WHAT IS NEEDED:
Word for word, reproduce the records, keeping none of the pictures.

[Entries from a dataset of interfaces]
------------------------
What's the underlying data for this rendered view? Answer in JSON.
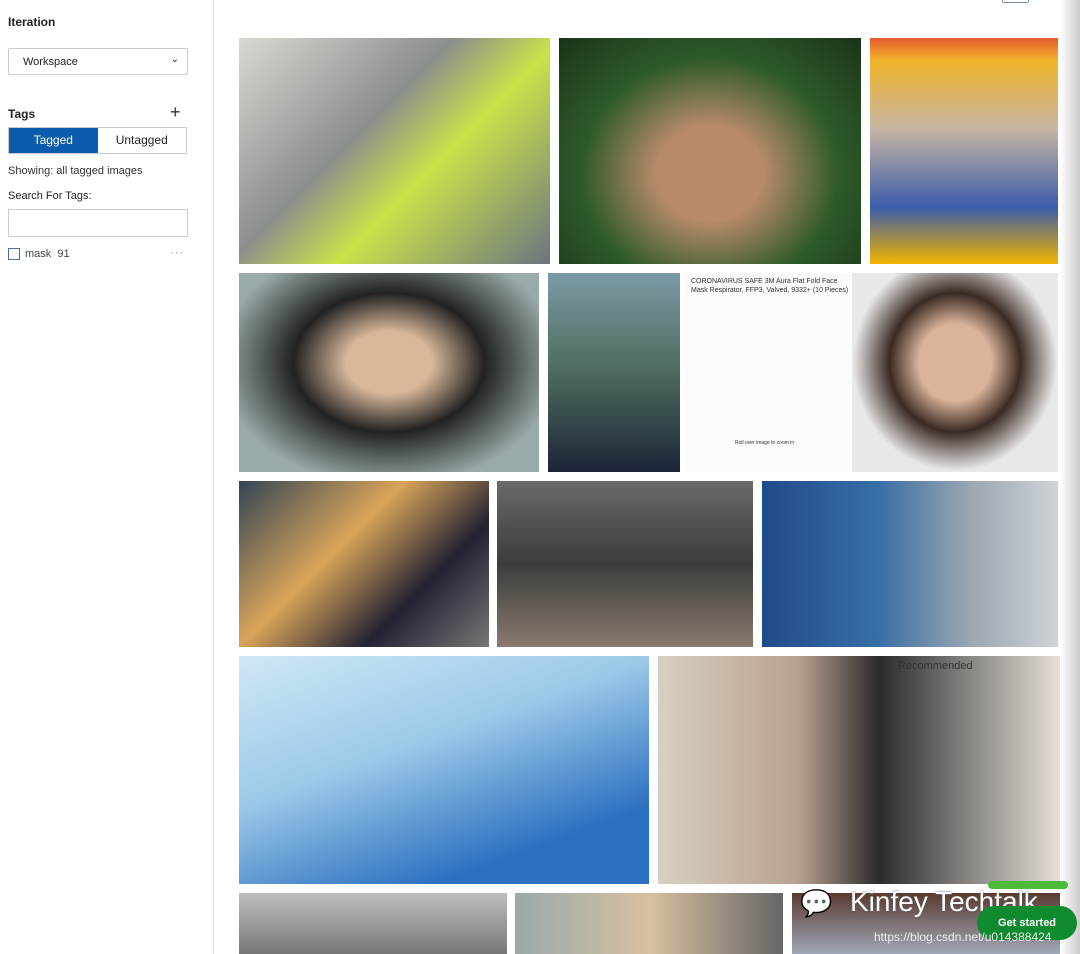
{
  "sidebar": {
    "iteration_label": "Iteration",
    "iteration_value": "Workspace",
    "tags_label": "Tags",
    "add_tag": "+",
    "tagged": "Tagged",
    "untagged": "Untagged",
    "showing": "Showing: all tagged images",
    "search_label": "Search For Tags:",
    "search_value": "",
    "tags": [
      {
        "name": "mask",
        "count": "91",
        "more": "···"
      }
    ]
  },
  "images": {
    "product_title": "CORONAVIRUS SAFE 3M Aura Flat Fold Face Mask Respirator, FFP3, Valved, 9332+ (10 Pieces)",
    "product_hint": "Roll over image to zoom in",
    "pharmacy_sign": "Recommended"
  },
  "overlay": {
    "watermark": "Kinfey Techtalk",
    "url": "https://blog.csdn.net/u014388424",
    "get_started": "Get started"
  }
}
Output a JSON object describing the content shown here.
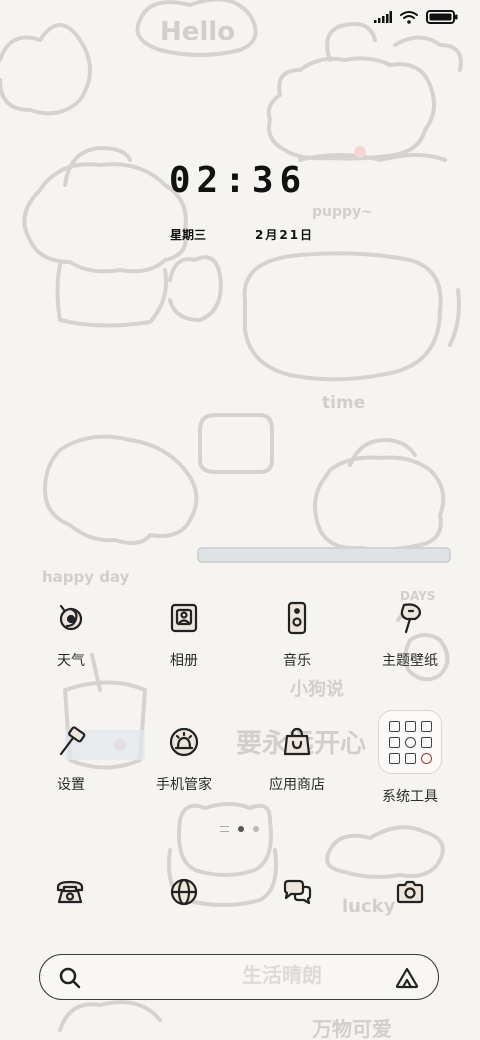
{
  "status_bar": {
    "icons": [
      "signal-icon",
      "wifi-icon",
      "battery-icon"
    ]
  },
  "clock": {
    "time": "02:36",
    "weekday": "星期三",
    "date": "2月21日"
  },
  "wallpaper_text": {
    "hello": "Hello",
    "puppy": "puppy~",
    "time": "time",
    "happy_day": "happy day",
    "days": "DAYS",
    "xiaogou": "小狗说",
    "yao": "要永远开心",
    "lucky": "lucky",
    "shenghuo": "生活晴朗",
    "wanwu": "万物可爱"
  },
  "apps_row1": [
    {
      "label": "天气",
      "icon": "weather-icon"
    },
    {
      "label": "相册",
      "icon": "gallery-icon"
    },
    {
      "label": "音乐",
      "icon": "music-icon"
    },
    {
      "label": "主题壁纸",
      "icon": "themes-icon"
    }
  ],
  "apps_row2": [
    {
      "label": "设置",
      "icon": "settings-icon"
    },
    {
      "label": "手机管家",
      "icon": "security-icon"
    },
    {
      "label": "应用商店",
      "icon": "app-store-icon"
    },
    {
      "label": "系统工具",
      "icon": "folder-icon"
    }
  ],
  "dock": [
    {
      "name": "phone",
      "icon": "phone-icon"
    },
    {
      "name": "browser",
      "icon": "globe-icon"
    },
    {
      "name": "messages",
      "icon": "chat-icon"
    },
    {
      "name": "camera",
      "icon": "camera-icon"
    }
  ],
  "pager": {
    "pages": 2,
    "current": 1
  },
  "search": {
    "left_icon": "search-icon",
    "right_icon": "assistant-icon"
  },
  "colors": {
    "background": "#f6f4f1",
    "sketch": "#d4d1cd",
    "text": "#2b2b2b"
  }
}
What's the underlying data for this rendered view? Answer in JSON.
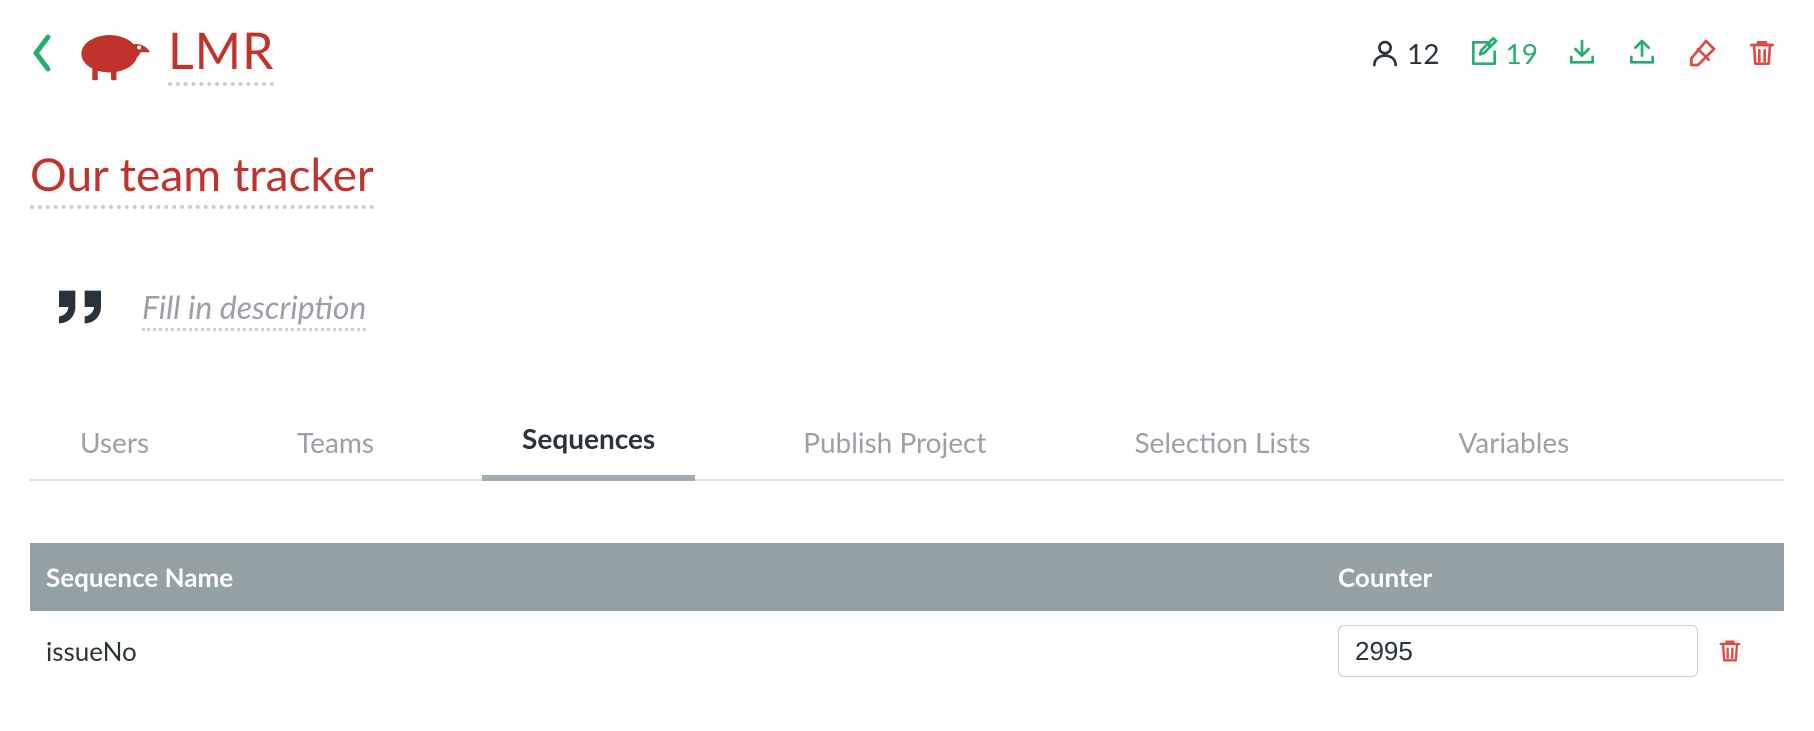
{
  "header": {
    "app_name": "LMR",
    "users_count": "12",
    "edits_count": "19"
  },
  "page": {
    "title": "Our team tracker",
    "description_placeholder": "Fill in description"
  },
  "tabs": [
    {
      "label": "Users",
      "active": false
    },
    {
      "label": "Teams",
      "active": false
    },
    {
      "label": "Sequences",
      "active": true
    },
    {
      "label": "Publish Project",
      "active": false
    },
    {
      "label": "Selection Lists",
      "active": false
    },
    {
      "label": "Variables",
      "active": false
    }
  ],
  "table": {
    "columns": {
      "name": "Sequence Name",
      "counter": "Counter"
    },
    "rows": [
      {
        "name": "issueNo",
        "counter": "2995"
      }
    ]
  }
}
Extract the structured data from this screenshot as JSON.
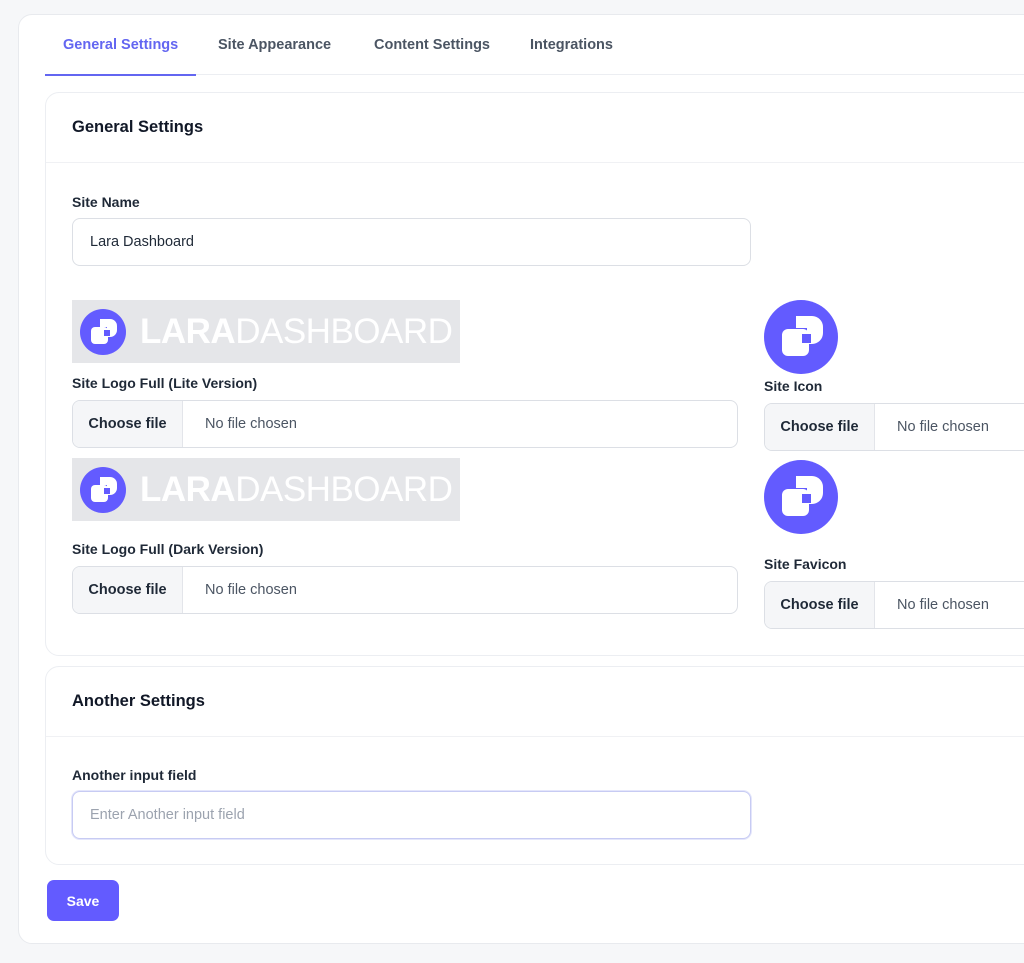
{
  "tabs": [
    {
      "label": "General Settings",
      "active": true
    },
    {
      "label": "Site Appearance",
      "active": false
    },
    {
      "label": "Content Settings",
      "active": false
    },
    {
      "label": "Integrations",
      "active": false
    }
  ],
  "general": {
    "title": "General Settings",
    "site_name": {
      "label": "Site Name",
      "value": "Lara Dashboard"
    },
    "logo_lite": {
      "label": "Site Logo Full (Lite Version)",
      "button": "Choose file",
      "status": "No file chosen"
    },
    "logo_dark": {
      "label": "Site Logo Full (Dark Version)",
      "button": "Choose file",
      "status": "No file chosen"
    },
    "site_icon": {
      "label": "Site Icon",
      "button": "Choose file",
      "status": "No file chosen"
    },
    "site_favicon": {
      "label": "Site Favicon",
      "button": "Choose file",
      "status": "No file chosen"
    },
    "logo_text_bold": "LARA",
    "logo_text_light": "DASHBOARD"
  },
  "another": {
    "title": "Another Settings",
    "field": {
      "label": "Another input field",
      "value": "",
      "placeholder": "Enter Another input field"
    }
  },
  "save_label": "Save",
  "colors": {
    "accent": "#6366f1",
    "brand": "#635bff"
  }
}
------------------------
TASK SOLUTION:
What's the underlying data for this rendered view? Answer in JSON.
{
  "sidebar": {
    "iteration_label": "Iteration",
    "iteration_value": "Workspace",
    "tags_label": "Tags",
    "add_tag": "+",
    "tagged": "Tagged",
    "untagged": "Untagged",
    "showing": "Showing: all tagged images",
    "search_label": "Search For Tags:",
    "search_value": "",
    "tags": [
      {
        "name": "mask",
        "count": "91",
        "more": "···"
      }
    ]
  },
  "images": {
    "product_title": "CORONAVIRUS SAFE 3M Aura Flat Fold Face Mask Respirator, FFP3, Valved, 9332+ (10 Pieces)",
    "product_hint": "Roll over image to zoom in",
    "pharmacy_sign": "Recommended"
  },
  "overlay": {
    "watermark": "Kinfey Techtalk",
    "url": "https://blog.csdn.net/u014388424",
    "get_started": "Get started"
  }
}
Output a JSON object describing the content shown here.
{
  "status_bar": {
    "icons": [
      "signal-icon",
      "wifi-icon",
      "battery-icon"
    ]
  },
  "clock": {
    "time": "02:36",
    "weekday": "星期三",
    "date": "2月21日"
  },
  "wallpaper_text": {
    "hello": "Hello",
    "puppy": "puppy~",
    "time": "time",
    "happy_day": "happy day",
    "days": "DAYS",
    "xiaogou": "小狗说",
    "yao": "要永远开心",
    "lucky": "lucky",
    "shenghuo": "生活晴朗",
    "wanwu": "万物可爱"
  },
  "apps_row1": [
    {
      "label": "天气",
      "icon": "weather-icon"
    },
    {
      "label": "相册",
      "icon": "gallery-icon"
    },
    {
      "label": "音乐",
      "icon": "music-icon"
    },
    {
      "label": "主题壁纸",
      "icon": "themes-icon"
    }
  ],
  "apps_row2": [
    {
      "label": "设置",
      "icon": "settings-icon"
    },
    {
      "label": "手机管家",
      "icon": "security-icon"
    },
    {
      "label": "应用商店",
      "icon": "app-store-icon"
    },
    {
      "label": "系统工具",
      "icon": "folder-icon"
    }
  ],
  "dock": [
    {
      "name": "phone",
      "icon": "phone-icon"
    },
    {
      "name": "browser",
      "icon": "globe-icon"
    },
    {
      "name": "messages",
      "icon": "chat-icon"
    },
    {
      "name": "camera",
      "icon": "camera-icon"
    }
  ],
  "pager": {
    "pages": 2,
    "current": 1
  },
  "search": {
    "left_icon": "search-icon",
    "right_icon": "assistant-icon"
  },
  "colors": {
    "background": "#f6f4f1",
    "sketch": "#d4d1cd",
    "text": "#2b2b2b"
  }
}
What's the underlying data for this rendered view? Answer in JSON.
{
  "header": {
    "app_name": "LMR",
    "users_count": "12",
    "edits_count": "19"
  },
  "page": {
    "title": "Our team tracker",
    "description_placeholder": "Fill in description"
  },
  "tabs": [
    {
      "label": "Users",
      "active": false
    },
    {
      "label": "Teams",
      "active": false
    },
    {
      "label": "Sequences",
      "active": true
    },
    {
      "label": "Publish Project",
      "active": false
    },
    {
      "label": "Selection Lists",
      "active": false
    },
    {
      "label": "Variables",
      "active": false
    }
  ],
  "table": {
    "columns": {
      "name": "Sequence Name",
      "counter": "Counter"
    },
    "rows": [
      {
        "name": "issueNo",
        "counter": "2995"
      }
    ]
  }
}
Extract the structured data from this screenshot as JSON.
{
  "tabs": [
    {
      "label": "General Settings",
      "active": true
    },
    {
      "label": "Site Appearance",
      "active": false
    },
    {
      "label": "Content Settings",
      "active": false
    },
    {
      "label": "Integrations",
      "active": false
    }
  ],
  "general": {
    "title": "General Settings",
    "site_name": {
      "label": "Site Name",
      "value": "Lara Dashboard"
    },
    "logo_lite": {
      "label": "Site Logo Full (Lite Version)",
      "button": "Choose file",
      "status": "No file chosen"
    },
    "logo_dark": {
      "label": "Site Logo Full (Dark Version)",
      "button": "Choose file",
      "status": "No file chosen"
    },
    "site_icon": {
      "label": "Site Icon",
      "button": "Choose file",
      "status": "No file chosen"
    },
    "site_favicon": {
      "label": "Site Favicon",
      "button": "Choose file",
      "status": "No file chosen"
    },
    "logo_text_bold": "LARA",
    "logo_text_light": "DASHBOARD"
  },
  "another": {
    "title": "Another Settings",
    "field": {
      "label": "Another input field",
      "value": "",
      "placeholder": "Enter Another input field"
    }
  },
  "save_label": "Save",
  "colors": {
    "accent": "#6366f1",
    "brand": "#635bff"
  }
}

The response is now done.